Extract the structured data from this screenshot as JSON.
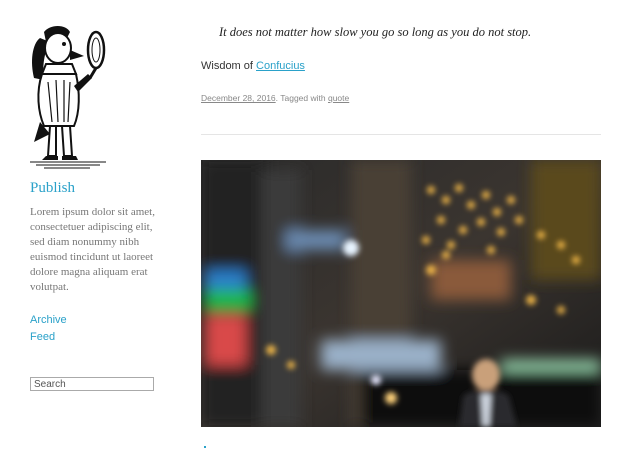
{
  "sidebar": {
    "logo_icon": "victorian-gentleman-illustration",
    "title": "Publish",
    "description": "Lorem ipsum dolor sit amet, consectetuer adipiscing elit, sed diam nonummy nibh euismod tincidunt ut laoreet dolore magna aliquam erat volutpat.",
    "nav": [
      "Archive",
      "Feed"
    ],
    "search_placeholder": "Search"
  },
  "post": {
    "quote": "It does not matter how slow you go so long as you do not stop.",
    "attribution_prefix": "Wisdom of ",
    "attribution_link": "Confucius",
    "date": "December 28, 2016",
    "tagged_text": ". Tagged with ",
    "tag": "quote"
  },
  "colors": {
    "link": "#2aa1c9",
    "divider": "#e5e5e5"
  }
}
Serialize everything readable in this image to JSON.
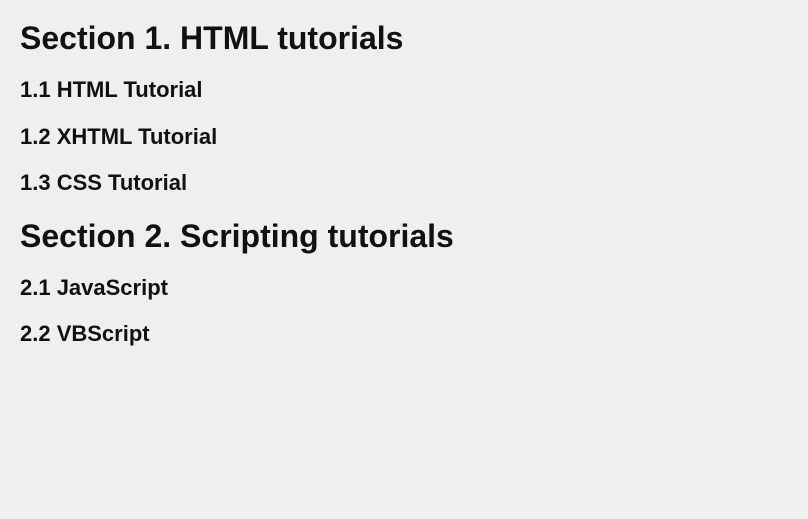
{
  "sections": [
    {
      "title": "Section 1. HTML tutorials",
      "items": [
        "1.1 HTML Tutorial",
        "1.2 XHTML Tutorial",
        "1.3 CSS Tutorial"
      ]
    },
    {
      "title": "Section 2. Scripting tutorials",
      "items": [
        "2.1 JavaScript",
        "2.2 VBScript"
      ]
    }
  ]
}
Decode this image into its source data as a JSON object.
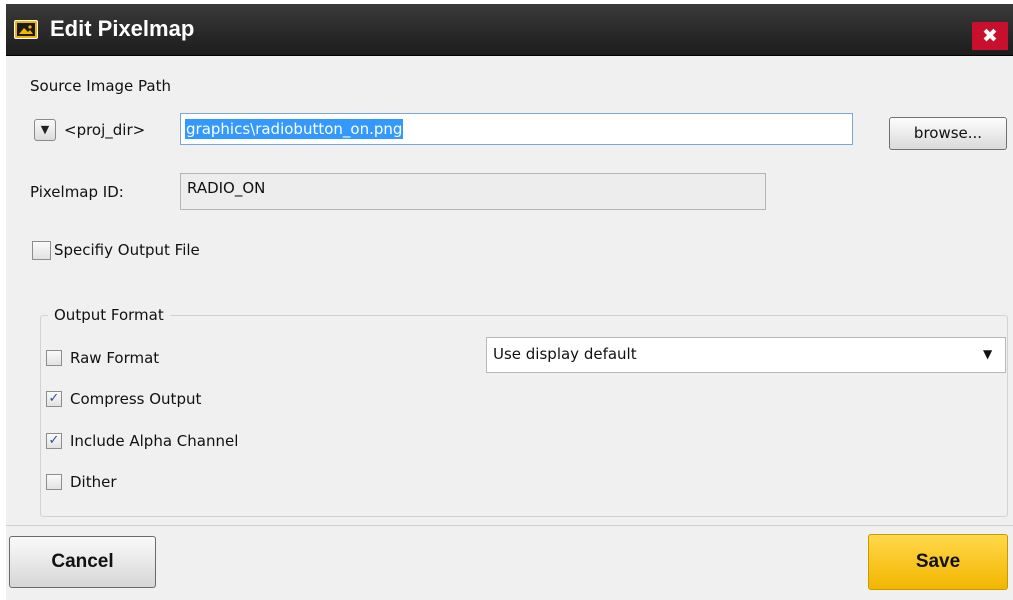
{
  "window": {
    "title": "Edit Pixelmap",
    "close_symbol": "✖",
    "icon": "image-icon",
    "colors": {
      "titlebar": "#262626",
      "close": "#c8102e",
      "accent": "#f2b600",
      "selection": "#3399ff"
    }
  },
  "source": {
    "label": "Source Image Path",
    "dropdown_symbol": "▼",
    "prefix": "<proj_dir>",
    "path_value": "graphics\\radiobutton_on.png",
    "browse_label": "browse..."
  },
  "pixelmap": {
    "label": "Pixelmap ID:",
    "value": "RADIO_ON"
  },
  "specify_output": {
    "label": "Specifiy Output File",
    "checked": false
  },
  "output_format": {
    "legend": "Output Format",
    "raw_format": {
      "label": "Raw Format",
      "checked": false
    },
    "compress": {
      "label": "Compress Output",
      "checked": true,
      "mark": "✓"
    },
    "alpha": {
      "label": "Include Alpha Channel",
      "checked": true,
      "mark": "✓"
    },
    "dither": {
      "label": "Dither",
      "checked": false
    },
    "palette_select": {
      "value": "Use display default",
      "arrow": "▼"
    }
  },
  "footer": {
    "cancel_label": "Cancel",
    "save_label": "Save"
  }
}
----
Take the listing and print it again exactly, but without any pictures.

Extract the structured data from this screenshot as JSON.
{
  "sidebar": {
    "logo_icon": "victorian-gentleman-illustration",
    "title": "Publish",
    "description": "Lorem ipsum dolor sit amet, consectetuer adipiscing elit, sed diam nonummy nibh euismod tincidunt ut laoreet dolore magna aliquam erat volutpat.",
    "nav": [
      "Archive",
      "Feed"
    ],
    "search_placeholder": "Search"
  },
  "post": {
    "quote": "It does not matter how slow you go so long as you do not stop.",
    "attribution_prefix": "Wisdom of ",
    "attribution_link": "Confucius",
    "date": "December 28, 2016",
    "tagged_text": ". Tagged with ",
    "tag": "quote"
  },
  "colors": {
    "link": "#2aa1c9",
    "divider": "#e5e5e5"
  }
}
Serialize everything readable in this image to JSON.
{
  "sections": [
    {
      "title": "Section 1. HTML tutorials",
      "items": [
        "1.1 HTML Tutorial",
        "1.2 XHTML Tutorial",
        "1.3 CSS Tutorial"
      ]
    },
    {
      "title": "Section 2. Scripting tutorials",
      "items": [
        "2.1 JavaScript",
        "2.2 VBScript"
      ]
    }
  ]
}
Decode this image into its source data as a JSON object.
{
  "window": {
    "title": "Edit Pixelmap",
    "close_symbol": "✖",
    "icon": "image-icon",
    "colors": {
      "titlebar": "#262626",
      "close": "#c8102e",
      "accent": "#f2b600",
      "selection": "#3399ff"
    }
  },
  "source": {
    "label": "Source Image Path",
    "dropdown_symbol": "▼",
    "prefix": "<proj_dir>",
    "path_value": "graphics\\radiobutton_on.png",
    "browse_label": "browse..."
  },
  "pixelmap": {
    "label": "Pixelmap ID:",
    "value": "RADIO_ON"
  },
  "specify_output": {
    "label": "Specifiy Output File",
    "checked": false
  },
  "output_format": {
    "legend": "Output Format",
    "raw_format": {
      "label": "Raw Format",
      "checked": false
    },
    "compress": {
      "label": "Compress Output",
      "checked": true,
      "mark": "✓"
    },
    "alpha": {
      "label": "Include Alpha Channel",
      "checked": true,
      "mark": "✓"
    },
    "dither": {
      "label": "Dither",
      "checked": false
    },
    "palette_select": {
      "value": "Use display default",
      "arrow": "▼"
    }
  },
  "footer": {
    "cancel_label": "Cancel",
    "save_label": "Save"
  }
}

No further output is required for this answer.